More than half (56 per cent) of respondents polled by Ipsos for the annual RBC Home Ownership Poll said they thought it would be better to wait a year or more before buying a home.

Of those, 54 per cent say it is because they expect home prices to fall over the next year – a number that rises to 68 per cent of British Columbians waiting to buy. In addition, 47 per cent of Canadians waiting to buy cite uncertainty in the market as their reason.

Some 44 per cent of poll respondents who are waiting to buy a home say they would potentially wait for two years or longer. This figure rises among 18-34-year-olds to 55 per cent.

However, despite the wait-and-see approach, the Canadians polled largely have faith in real estate as a good investment and a better financial decision than renting. Just over eight out of 10 Canadians said a home or condominium purchase is still a good investment, while two-thirds (66 per cent) of Canadians said they feel it makes more sense to buy than rent.

The poll also found that Canadians are well positioned to handle a potential downturn in housing prices (71 per cent) or an increase in interest rates (63 per cent).
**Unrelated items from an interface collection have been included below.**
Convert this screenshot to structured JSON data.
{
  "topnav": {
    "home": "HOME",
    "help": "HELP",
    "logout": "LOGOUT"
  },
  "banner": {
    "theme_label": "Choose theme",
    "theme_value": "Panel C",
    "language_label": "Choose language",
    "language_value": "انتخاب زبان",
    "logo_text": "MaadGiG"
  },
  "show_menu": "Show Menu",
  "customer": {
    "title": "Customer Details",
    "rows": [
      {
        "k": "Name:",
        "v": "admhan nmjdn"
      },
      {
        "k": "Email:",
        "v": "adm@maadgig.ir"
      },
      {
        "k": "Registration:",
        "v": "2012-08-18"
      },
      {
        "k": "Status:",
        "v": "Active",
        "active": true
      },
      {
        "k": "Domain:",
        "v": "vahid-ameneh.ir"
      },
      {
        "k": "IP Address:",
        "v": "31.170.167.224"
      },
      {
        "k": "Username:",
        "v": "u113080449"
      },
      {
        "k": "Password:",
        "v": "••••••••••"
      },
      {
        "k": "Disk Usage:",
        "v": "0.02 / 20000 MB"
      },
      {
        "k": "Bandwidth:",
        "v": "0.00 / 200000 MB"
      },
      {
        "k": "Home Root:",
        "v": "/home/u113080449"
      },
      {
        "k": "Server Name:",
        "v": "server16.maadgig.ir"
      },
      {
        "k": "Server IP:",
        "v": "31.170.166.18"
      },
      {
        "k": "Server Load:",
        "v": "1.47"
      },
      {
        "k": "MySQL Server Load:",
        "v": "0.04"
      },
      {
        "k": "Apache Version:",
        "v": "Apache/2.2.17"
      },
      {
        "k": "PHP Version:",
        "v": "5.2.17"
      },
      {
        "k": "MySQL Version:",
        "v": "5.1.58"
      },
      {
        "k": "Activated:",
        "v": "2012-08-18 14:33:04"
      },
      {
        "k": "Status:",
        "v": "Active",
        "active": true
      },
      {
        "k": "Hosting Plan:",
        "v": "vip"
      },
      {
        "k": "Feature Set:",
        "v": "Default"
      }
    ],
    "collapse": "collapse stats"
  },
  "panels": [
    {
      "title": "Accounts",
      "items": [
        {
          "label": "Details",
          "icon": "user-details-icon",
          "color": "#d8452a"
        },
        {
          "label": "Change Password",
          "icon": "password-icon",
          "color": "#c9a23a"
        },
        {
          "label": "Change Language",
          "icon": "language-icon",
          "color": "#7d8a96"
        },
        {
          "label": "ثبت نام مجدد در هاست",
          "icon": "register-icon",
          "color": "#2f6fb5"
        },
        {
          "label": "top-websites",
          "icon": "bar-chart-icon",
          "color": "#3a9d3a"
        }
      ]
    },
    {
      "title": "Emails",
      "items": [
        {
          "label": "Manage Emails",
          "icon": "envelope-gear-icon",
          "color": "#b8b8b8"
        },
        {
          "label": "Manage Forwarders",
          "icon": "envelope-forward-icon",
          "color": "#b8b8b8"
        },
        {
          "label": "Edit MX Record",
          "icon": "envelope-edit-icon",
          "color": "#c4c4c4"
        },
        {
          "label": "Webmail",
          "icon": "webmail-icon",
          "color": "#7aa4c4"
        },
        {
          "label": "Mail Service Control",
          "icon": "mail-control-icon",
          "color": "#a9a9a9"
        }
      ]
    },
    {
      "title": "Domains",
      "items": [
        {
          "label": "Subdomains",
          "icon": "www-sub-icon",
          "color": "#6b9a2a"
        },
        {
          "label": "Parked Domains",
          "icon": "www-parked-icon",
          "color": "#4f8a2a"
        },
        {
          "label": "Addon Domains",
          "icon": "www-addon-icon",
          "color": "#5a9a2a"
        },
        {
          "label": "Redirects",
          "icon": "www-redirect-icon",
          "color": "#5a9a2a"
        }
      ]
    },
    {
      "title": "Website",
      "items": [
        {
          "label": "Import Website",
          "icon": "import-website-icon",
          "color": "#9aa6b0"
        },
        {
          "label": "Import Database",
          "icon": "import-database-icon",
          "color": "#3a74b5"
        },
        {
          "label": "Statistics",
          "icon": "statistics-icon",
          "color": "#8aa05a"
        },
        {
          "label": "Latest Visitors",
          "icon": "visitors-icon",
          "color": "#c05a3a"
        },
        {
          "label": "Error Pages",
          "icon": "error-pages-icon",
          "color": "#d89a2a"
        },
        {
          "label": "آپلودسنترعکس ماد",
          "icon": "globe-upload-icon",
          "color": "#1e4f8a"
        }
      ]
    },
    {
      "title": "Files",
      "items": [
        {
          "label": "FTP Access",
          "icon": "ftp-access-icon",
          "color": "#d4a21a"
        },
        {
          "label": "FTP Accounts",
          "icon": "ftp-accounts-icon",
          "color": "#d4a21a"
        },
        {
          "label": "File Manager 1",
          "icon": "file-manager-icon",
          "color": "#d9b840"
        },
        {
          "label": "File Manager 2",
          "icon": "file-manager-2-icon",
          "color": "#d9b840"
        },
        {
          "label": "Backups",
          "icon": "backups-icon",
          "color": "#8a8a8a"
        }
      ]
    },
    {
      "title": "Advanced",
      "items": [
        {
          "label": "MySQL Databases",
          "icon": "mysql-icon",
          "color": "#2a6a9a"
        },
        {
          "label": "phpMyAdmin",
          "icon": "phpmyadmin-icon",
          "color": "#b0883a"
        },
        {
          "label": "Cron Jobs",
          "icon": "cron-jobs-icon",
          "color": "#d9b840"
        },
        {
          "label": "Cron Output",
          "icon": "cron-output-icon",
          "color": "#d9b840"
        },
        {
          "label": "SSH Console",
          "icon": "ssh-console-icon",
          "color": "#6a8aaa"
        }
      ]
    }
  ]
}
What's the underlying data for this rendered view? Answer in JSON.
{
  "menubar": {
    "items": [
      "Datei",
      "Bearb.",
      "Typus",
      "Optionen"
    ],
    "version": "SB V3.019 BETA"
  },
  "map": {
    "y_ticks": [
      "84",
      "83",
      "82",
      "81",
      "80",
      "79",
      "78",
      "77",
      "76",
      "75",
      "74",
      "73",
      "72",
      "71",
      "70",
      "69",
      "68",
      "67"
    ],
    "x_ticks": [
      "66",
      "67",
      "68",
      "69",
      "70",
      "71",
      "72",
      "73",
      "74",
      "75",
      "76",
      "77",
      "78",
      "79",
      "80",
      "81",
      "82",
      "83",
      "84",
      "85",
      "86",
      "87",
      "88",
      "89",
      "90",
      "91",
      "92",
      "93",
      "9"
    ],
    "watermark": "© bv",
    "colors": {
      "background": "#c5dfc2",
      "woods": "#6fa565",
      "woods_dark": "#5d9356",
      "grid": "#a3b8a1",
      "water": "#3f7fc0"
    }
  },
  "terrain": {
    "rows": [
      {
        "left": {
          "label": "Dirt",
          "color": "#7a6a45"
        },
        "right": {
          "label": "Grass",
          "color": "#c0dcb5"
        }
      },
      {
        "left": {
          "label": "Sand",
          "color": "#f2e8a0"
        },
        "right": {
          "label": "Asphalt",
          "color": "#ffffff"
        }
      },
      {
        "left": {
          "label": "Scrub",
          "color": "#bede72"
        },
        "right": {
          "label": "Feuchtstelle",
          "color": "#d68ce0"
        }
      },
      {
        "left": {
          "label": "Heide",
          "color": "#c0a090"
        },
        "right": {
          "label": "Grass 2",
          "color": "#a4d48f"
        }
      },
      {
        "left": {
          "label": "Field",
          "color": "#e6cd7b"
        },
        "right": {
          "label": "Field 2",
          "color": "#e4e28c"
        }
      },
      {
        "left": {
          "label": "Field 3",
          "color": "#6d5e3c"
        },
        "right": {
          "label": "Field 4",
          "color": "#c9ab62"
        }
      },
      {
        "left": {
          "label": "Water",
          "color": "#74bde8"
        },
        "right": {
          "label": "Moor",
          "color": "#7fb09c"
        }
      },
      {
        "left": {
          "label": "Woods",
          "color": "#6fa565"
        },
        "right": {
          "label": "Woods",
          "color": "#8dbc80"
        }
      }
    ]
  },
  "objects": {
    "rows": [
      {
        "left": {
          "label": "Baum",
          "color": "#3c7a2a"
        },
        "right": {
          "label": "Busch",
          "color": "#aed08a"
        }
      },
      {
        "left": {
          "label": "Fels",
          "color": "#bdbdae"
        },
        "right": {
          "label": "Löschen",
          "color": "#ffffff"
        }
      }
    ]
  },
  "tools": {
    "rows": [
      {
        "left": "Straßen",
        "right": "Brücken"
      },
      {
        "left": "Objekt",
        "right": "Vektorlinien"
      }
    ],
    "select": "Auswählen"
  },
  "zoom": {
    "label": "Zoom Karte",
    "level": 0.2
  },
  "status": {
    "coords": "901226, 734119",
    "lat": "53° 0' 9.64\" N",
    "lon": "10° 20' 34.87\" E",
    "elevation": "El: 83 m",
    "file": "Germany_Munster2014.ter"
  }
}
And although many Canadians are waiting to buy a home until they see where the market goes, more than half of first-time homebuyer respondents (56 per cent) said they may buy sooner than later because of fears of future interest rate hikes.

The poll also looked at other homebuyer trends, and found that buying a home with a partner or spouse has been steadily declining (42 per cent versus 49 per cent in 2017), while purchasing a home alone is increasing (32 per cent versus 29 per cent in 2017).

Nicole Wells, vice-president of Home Equity Financing at RBC, said, ”We’re seeing a fundamental contrast in who's at the buying table. There is a surge in confident, in-control solo home buyers and, on the polar opposite end, those who are saying they can't do it alone and need the assistance of family."